Q: Can I automate DBCC DBREINDEX to rebuild all tables on all databases on a server?
Actually, yes and no… With stored procedures you’ll have a hard time changing database context without having to use dynamic string execution…. And so this can add a bit of frustration. BUT – it’s your lucky day (and really, it’s mainly because I’m on a ferry going to Victoria Canada right now and the Washington State Ferry system doesn’t currently have wireless internet access… and well, I have a few spare minutes J).
Anyway, I’ve put together a stored procedure which allows you to enter a command that will be processed in all databases. It’s similar to the undocumented sp_MSforeachdb but it’s got a simpler format. The basic idea is to create a cursor which has the list of all of the databases in it and then while walking the cursor build a string which includes a change in database context switch followed by the command to execute.
SELECT @ExecString = N’USE ‘ + QUOTENAME(@DBToProcessName, ‘]’) + N’ ‘ + @CommandToExecute
SELECT @ExecString AS ‘Command to be executed’
Please note that I have NOT done a lot of error handling nor have I done a lot of testing but this works pretty well for what I’ve used it for and in response to this question it certainly works. It’s a great start for you to use/learn from and build upon for your own procedures. Here’s the script: sp_ExecuteInDatabase.sql (3.76 KB). And here’s how you use it:
exec sp_ExecuteInDatabase N’exec sp_RebuildIndexes’
or if you want to execute ONLY in one database:
exec sp_ExecuteInDatabase N’exec sp_RebuildIndexes’, ‘pubs’
Let me know if you find anything interesting and/or make changes to this one! Have fun.
Q: Is there a baseline amount of improvement for INDEXDEFRAG or DBREINDEX to be worthwhile? Please express your answer looking at % change for logical fragmentation and Scan Density.
Actually, the associated whitepaper does a nice job of correlating table size with defragmentation best practices. I’ll defer to that BUT I will say that IF you have the maintenance window then there’s never a negative in doing this – even for small tables. However, (and as the whitepaper also states) the larger and more active the table the more rewarding (in terms of performance as well as disk/cache savings) a defrag/rebuild is! Here’s the link to the whitepaper: Microsoft SQL Server 2000 Index Defragmentation Best Practices.
Q: In a *typical* scenario (500 tables, 15 large ones) how often would you recommend to go between rebuilding indexes? Ex. lower the fill factor until you go X days before your scan density is below the threshold.
Yep! I think I got this one during the webcast as well BUT – this is exactly my suggestion! If you can find the stable point where fragmentation only begins to occur when you’re about to rebuild then that’s the best choice.

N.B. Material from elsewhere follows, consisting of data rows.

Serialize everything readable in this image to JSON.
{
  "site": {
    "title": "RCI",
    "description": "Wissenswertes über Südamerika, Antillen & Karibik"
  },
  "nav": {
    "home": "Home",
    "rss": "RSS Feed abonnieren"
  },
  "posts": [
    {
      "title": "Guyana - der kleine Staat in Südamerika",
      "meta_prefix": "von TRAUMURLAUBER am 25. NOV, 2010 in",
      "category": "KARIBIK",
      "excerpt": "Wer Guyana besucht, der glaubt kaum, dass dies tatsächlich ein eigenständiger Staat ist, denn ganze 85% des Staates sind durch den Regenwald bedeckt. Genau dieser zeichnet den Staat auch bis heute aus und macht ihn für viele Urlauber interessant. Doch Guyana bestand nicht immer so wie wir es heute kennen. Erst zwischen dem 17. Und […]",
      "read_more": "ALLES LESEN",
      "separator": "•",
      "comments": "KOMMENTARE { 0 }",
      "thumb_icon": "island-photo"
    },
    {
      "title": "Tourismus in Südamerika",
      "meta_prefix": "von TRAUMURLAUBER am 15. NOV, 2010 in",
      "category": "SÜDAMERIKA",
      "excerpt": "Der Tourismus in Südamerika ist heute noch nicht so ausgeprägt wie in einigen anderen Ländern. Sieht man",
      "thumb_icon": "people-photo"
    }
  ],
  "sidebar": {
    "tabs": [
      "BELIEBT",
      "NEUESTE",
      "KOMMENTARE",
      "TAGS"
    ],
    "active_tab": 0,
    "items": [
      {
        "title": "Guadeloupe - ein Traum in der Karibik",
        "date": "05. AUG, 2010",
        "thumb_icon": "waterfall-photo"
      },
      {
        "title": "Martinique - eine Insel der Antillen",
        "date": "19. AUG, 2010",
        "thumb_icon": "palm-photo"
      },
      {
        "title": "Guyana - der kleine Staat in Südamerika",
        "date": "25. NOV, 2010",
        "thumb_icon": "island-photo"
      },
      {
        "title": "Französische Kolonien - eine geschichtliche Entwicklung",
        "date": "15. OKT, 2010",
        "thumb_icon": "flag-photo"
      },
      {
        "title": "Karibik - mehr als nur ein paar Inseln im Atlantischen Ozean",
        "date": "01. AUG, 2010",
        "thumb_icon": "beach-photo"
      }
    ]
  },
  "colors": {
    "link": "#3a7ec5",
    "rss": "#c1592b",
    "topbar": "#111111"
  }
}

In that case you will keep your table the most compact (i.e. at the highest fillfactor) without wasting space ; at the same time you will minimize fragmentation and keep the DML operations fast! Again, the defrag whitepaper has a few additional ideas for you. Here’s the link to the whitepaper: Microsoft SQL Server 2000 Index Defragmentation Best Practices.